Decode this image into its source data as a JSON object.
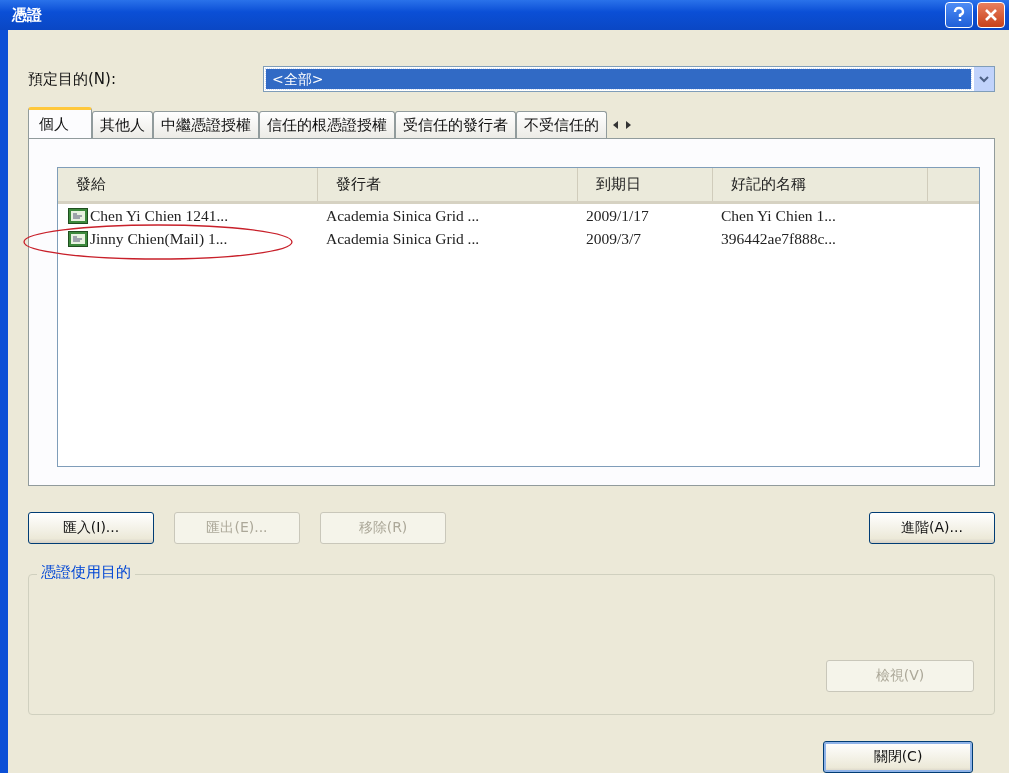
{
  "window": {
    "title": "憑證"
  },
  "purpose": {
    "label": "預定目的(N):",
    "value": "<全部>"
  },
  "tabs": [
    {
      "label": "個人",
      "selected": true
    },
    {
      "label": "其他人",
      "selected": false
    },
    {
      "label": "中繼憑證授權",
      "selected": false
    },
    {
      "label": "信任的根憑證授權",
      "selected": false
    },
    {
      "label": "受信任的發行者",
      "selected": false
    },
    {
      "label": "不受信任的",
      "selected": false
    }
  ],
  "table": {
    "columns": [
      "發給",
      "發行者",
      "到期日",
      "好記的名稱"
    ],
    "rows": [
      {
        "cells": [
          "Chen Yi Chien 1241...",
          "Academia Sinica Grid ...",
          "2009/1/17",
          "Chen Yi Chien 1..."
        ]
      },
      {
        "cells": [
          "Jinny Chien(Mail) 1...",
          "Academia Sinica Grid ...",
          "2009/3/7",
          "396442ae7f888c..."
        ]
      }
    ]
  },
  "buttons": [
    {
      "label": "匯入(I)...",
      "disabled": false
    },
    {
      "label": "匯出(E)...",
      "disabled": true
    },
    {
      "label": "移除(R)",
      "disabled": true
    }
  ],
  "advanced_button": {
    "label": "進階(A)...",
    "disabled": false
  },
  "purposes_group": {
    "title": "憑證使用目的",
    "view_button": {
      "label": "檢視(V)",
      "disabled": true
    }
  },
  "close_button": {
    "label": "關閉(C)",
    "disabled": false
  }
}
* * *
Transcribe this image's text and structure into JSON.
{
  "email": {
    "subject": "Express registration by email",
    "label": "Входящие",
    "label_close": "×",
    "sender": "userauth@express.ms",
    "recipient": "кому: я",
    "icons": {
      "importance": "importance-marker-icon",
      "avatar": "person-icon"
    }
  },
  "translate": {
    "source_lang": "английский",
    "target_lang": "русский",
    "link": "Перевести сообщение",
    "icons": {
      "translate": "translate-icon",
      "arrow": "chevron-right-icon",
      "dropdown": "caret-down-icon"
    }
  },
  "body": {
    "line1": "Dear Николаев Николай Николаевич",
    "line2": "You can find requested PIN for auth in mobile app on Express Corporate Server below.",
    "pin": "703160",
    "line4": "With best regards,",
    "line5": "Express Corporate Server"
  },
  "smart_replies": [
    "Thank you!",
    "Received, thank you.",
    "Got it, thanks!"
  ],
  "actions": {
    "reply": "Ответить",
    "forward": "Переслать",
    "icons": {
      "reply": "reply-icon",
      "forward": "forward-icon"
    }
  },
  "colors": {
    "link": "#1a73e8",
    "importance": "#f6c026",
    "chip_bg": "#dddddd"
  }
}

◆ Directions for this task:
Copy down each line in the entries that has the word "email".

◆ Reply:
  "email": {
    "subject": "Express registration by email",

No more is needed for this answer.